As of right now, there is no cure for Alzheimer’s disease. There are no medications that are highly effective for Alzheimer’s disease. There are medications that help with certain symptoms of Alzheimer’s like anxiety, but not treat Alzheimer as a whole. One explanation for failure of medications is the diagnosis is too late for medications to work. The damage is too progressed for medications to work. That is why it is important for doctors to learn how to diagnose Alzheimer’s as early as possible.
- Alzheimer disease; blood test developed to diagnose early onset alzheimer’s disease. (2014, Nov 15). Medical Imaging Week Retrieved from http://proxy.ncwc.edu/login?url=https://search-proquest-com.proxy.ncwc.edu/docview/1620620383?accountid=12726
- Alzheimer’s Society United Against Dementia. (2015, February). The psychological and emotional impact of dementia. Retrieved from https://www.alzheimers.org.uk/get-support/help-dementia-care/understanding-supporting-person-dementia-psychological-emotional-impact
- Alzheimers’s Society United Against Dementia. (2014, September). Dementia symptoms and areas of the brain. Retrieved from https://www.alzheimers.org.uk/about-dementia/symptoms-and-diagnosis/how-dementia-progresses/symptoms-brain
- Ballard, C., & O’Brien, J. (1999). Treating behavioural and psychological signs in alzheimer’s disease. BMJ : British Medical Journal, 319(7203), 138. doi:http://dx.doi.org/10.1136/bmj.319.7203.138
- Centers for Disease Control and Prevention. (2019, December 19). What Is Dementia? Retrieved from https://www.cdc.gov/aging/dementia/index.html

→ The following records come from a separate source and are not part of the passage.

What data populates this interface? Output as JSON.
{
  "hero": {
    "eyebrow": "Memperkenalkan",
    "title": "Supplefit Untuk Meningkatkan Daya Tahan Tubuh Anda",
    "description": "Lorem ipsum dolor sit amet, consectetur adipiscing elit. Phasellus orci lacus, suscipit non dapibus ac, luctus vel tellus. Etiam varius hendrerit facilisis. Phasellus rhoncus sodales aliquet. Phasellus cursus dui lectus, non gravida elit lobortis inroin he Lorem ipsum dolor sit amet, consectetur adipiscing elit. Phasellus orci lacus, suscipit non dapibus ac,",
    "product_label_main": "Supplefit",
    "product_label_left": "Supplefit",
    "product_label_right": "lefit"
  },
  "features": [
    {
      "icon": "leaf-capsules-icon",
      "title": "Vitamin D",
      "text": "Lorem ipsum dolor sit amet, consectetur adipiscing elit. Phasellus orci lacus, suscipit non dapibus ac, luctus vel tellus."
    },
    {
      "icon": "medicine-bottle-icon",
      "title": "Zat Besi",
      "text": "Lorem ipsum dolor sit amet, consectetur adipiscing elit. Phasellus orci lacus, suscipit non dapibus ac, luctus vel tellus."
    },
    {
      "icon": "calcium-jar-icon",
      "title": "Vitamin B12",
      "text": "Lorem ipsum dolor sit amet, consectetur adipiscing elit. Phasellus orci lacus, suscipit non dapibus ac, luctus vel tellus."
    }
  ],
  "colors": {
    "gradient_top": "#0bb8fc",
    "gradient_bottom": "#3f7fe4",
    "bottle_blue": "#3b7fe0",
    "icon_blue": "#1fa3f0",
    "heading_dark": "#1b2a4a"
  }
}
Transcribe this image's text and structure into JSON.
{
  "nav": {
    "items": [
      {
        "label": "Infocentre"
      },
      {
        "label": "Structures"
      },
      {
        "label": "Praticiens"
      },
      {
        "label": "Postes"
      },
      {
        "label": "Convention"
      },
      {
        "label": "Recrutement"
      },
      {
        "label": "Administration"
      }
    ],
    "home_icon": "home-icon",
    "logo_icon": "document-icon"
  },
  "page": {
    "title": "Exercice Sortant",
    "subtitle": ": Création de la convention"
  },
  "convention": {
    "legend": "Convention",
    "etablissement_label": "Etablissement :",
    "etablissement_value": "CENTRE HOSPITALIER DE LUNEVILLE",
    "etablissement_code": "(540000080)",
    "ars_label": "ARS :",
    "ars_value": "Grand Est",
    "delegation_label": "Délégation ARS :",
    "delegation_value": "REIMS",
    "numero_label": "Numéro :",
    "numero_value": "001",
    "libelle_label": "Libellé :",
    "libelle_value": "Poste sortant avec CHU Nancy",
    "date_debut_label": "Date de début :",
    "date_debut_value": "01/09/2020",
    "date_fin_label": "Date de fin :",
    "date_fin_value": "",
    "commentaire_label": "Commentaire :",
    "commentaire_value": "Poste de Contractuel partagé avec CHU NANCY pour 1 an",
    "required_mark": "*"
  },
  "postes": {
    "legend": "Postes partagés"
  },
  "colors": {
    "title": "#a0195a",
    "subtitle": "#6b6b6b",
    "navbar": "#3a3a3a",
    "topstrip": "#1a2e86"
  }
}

- Cunningham, E. L., McGuinness, B., Herron, B., & Passmore, A. P. (2015). Dementia. The Ulster medical journal, 84(2), 79–87.
- Danysz, W., & Parsons, C. G. (2012). Alzheimer’s disease, β‐amyloid, glutamate, NMDA receptors and memantine – searching for the connections. British Journal of Pharmacology, 167(2), 324-352. doi:10.1111/j.1476-5381.2012.02057.x
- Delong, Z., Liu, B., Chen, J., Peng, X., Liu, X., Fan, Y., . . . Huang, R. (2013). Determination of vascular dementia brain in distinct frequency bands with whole brain functional connectivity patterns. PLoS One, 8(1) doi:http://dx.doi.org/10.1371/journal.pone.0054512
- Hokke, P. E., Elting, M. W., Pijnenburg, Y. A. L., & van Swieten, J. C. (2012). Genetics of dementia: Update and guidelines for the clinician. American Journal of Medical Genetics Part B: Neuropsychiatric Genetics, 159B(6), 628-643. doi:10.1002/ajmg.b.32080
- Kalat, J. (2019). Biological Psychology 13h ed., Cengage Learning, 78-79.
- Kalat, J. (2019). Biological Psychology 13h ed., Cengage Learning, 390.
- Korczyn, A. D. (2002). Mixed Dementia—the Most Common Cause of Dementia. Annals of the New York Academy of Sciences, 972(1), 129-134.
- Selkoe, D. J. (2002). Alzheimer’s disease is a synaptic failure. Science, 298(5594), 789-91. Retrieved from http://proxy.ncwc.edu/login?url=https://search-proquest-com.proxy.ncwc.edu/docview/213580113?accountid=12726
- Ulster Medical Society. (2015, May). Dementia. Retrieved from https://www.ncbi.nlm.nih.gov/pmc/articles/PMC4488926/?tool=pmcentrez&report=abstract